**Requirement:**
All records need to be reproduced exactly. Keep every word as it is.

═══ Provided data ═══

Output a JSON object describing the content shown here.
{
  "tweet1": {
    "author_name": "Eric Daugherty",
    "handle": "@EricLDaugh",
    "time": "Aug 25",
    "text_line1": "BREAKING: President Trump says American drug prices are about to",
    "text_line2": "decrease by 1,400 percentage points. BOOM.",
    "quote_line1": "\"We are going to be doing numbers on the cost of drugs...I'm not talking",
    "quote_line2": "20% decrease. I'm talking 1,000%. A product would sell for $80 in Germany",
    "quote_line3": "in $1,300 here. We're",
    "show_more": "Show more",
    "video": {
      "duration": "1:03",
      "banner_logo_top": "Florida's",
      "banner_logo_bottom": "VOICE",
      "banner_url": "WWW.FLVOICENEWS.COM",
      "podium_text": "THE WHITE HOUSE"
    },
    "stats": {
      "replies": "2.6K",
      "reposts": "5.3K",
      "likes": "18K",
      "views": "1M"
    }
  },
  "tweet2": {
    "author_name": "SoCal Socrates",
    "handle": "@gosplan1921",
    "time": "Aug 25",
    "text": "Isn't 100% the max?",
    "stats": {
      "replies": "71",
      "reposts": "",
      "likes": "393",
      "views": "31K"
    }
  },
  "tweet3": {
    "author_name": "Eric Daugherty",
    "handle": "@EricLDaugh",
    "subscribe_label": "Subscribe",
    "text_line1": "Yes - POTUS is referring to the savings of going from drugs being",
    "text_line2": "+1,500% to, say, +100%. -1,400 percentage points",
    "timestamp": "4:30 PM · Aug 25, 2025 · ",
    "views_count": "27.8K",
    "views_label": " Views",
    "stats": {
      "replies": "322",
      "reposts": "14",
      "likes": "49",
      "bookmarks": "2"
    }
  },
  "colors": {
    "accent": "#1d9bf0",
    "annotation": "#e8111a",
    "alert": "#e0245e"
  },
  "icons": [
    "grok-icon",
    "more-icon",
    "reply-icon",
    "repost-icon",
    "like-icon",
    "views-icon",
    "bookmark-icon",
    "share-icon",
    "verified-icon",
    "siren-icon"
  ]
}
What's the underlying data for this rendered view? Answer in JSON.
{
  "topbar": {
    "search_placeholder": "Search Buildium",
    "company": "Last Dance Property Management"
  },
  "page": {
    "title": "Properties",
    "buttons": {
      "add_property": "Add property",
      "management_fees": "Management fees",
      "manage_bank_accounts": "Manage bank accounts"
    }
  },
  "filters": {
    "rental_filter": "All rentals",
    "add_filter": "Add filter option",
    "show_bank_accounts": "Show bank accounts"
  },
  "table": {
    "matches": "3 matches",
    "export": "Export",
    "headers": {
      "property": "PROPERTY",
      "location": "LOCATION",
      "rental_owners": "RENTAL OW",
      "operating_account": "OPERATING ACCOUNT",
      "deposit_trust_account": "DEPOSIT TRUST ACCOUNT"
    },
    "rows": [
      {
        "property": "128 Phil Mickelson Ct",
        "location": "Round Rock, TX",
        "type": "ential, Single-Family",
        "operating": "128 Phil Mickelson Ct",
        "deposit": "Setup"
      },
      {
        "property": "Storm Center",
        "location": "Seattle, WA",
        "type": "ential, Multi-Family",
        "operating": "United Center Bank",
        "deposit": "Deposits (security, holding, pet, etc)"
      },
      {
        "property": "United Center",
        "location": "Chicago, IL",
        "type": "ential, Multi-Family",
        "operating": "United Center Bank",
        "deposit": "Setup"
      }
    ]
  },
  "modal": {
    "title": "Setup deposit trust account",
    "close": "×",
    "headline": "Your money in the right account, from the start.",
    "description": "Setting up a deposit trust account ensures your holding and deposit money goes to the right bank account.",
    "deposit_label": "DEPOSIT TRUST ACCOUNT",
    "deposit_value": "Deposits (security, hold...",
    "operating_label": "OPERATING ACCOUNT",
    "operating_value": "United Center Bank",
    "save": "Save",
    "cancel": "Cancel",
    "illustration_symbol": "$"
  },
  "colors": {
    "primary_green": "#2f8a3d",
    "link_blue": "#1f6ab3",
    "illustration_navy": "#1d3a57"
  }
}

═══

**Task solution:**
Output a JSON object describing the content shown here.
{
  "tweet1": {
    "author_name": "Eric Daugherty",
    "handle": "@EricLDaugh",
    "time": "Aug 25",
    "text_line1": "BREAKING: President Trump says American drug prices are about to",
    "text_line2": "decrease by 1,400 percentage points. BOOM.",
    "quote_line1": "\"We are going to be doing numbers on the cost of drugs...I'm not talking",
    "quote_line2": "20% decrease. I'm talking 1,000%. A product would sell for $80 in Germany",
    "quote_line3": "in $1,300 here. We're",
    "show_more": "Show more",
    "video": {
      "duration": "1:03",
      "banner_logo_top": "Florida's",
      "banner_logo_bottom": "VOICE",
      "banner_url": "WWW.FLVOICENEWS.COM",
      "podium_text": "THE WHITE HOUSE"
    },
    "stats": {
      "replies": "2.6K",
      "reposts": "5.3K",
      "likes": "18K",
      "views": "1M"
    }
  },
  "tweet2": {
    "author_name": "SoCal Socrates",
    "handle": "@gosplan1921",
    "time": "Aug 25",
    "text": "Isn't 100% the max?",
    "stats": {
      "replies": "71",
      "reposts": "",
      "likes": "393",
      "views": "31K"
    }
  },
  "tweet3": {
    "author_name": "Eric Daugherty",
    "handle": "@EricLDaugh",
    "subscribe_label": "Subscribe",
    "text_line1": "Yes - POTUS is referring to the savings of going from drugs being",
    "text_line2": "+1,500% to, say, +100%. -1,400 percentage points",
    "timestamp": "4:30 PM · Aug 25, 2025 · ",
    "views_count": "27.8K",
    "views_label": " Views",
    "stats": {
      "replies": "322",
      "reposts": "14",
      "likes": "49",
      "bookmarks": "2"
    }
  },
  "colors": {
    "accent": "#1d9bf0",
    "annotation": "#e8111a",
    "alert": "#e0245e"
  },
  "icons": [
    "grok-icon",
    "more-icon",
    "reply-icon",
    "repost-icon",
    "like-icon",
    "views-icon",
    "bookmark-icon",
    "share-icon",
    "verified-icon",
    "siren-icon"
  ]
}
What's the underlying data for this rendered view? Answer in JSON.
{
  "topbar": {
    "search_placeholder": "Search Buildium",
    "company": "Last Dance Property Management"
  },
  "page": {
    "title": "Properties",
    "buttons": {
      "add_property": "Add property",
      "management_fees": "Management fees",
      "manage_bank_accounts": "Manage bank accounts"
    }
  },
  "filters": {
    "rental_filter": "All rentals",
    "add_filter": "Add filter option",
    "show_bank_accounts": "Show bank accounts"
  },
  "table": {
    "matches": "3 matches",
    "export": "Export",
    "headers": {
      "property": "PROPERTY",
      "location": "LOCATION",
      "rental_owners": "RENTAL OW",
      "operating_account": "OPERATING ACCOUNT",
      "deposit_trust_account": "DEPOSIT TRUST ACCOUNT"
    },
    "rows": [
      {
        "property": "128 Phil Mickelson Ct",
        "location": "Round Rock, TX",
        "type": "ential, Single-Family",
        "operating": "128 Phil Mickelson Ct",
        "deposit": "Setup"
      },
      {
        "property": "Storm Center",
        "location": "Seattle, WA",
        "type": "ential, Multi-Family",
        "operating": "United Center Bank",
        "deposit": "Deposits (security, holding, pet, etc)"
      },
      {
        "property": "United Center",
        "location": "Chicago, IL",
        "type": "ential, Multi-Family",
        "operating": "United Center Bank",
        "deposit": "Setup"
      }
    ]
  },
  "modal": {
    "title": "Setup deposit trust account",
    "close": "×",
    "headline": "Your money in the right account, from the start.",
    "description": "Setting up a deposit trust account ensures your holding and deposit money goes to the right bank account.",
    "deposit_label": "DEPOSIT TRUST ACCOUNT",
    "deposit_value": "Deposits (security, hold...",
    "operating_label": "OPERATING ACCOUNT",
    "operating_value": "United Center Bank",
    "save": "Save",
    "cancel": "Cancel",
    "illustration_symbol": "$"
  },
  "colors": {
    "primary_green": "#2f8a3d",
    "link_blue": "#1f6ab3",
    "illustration_navy": "#1d3a57"
  }
}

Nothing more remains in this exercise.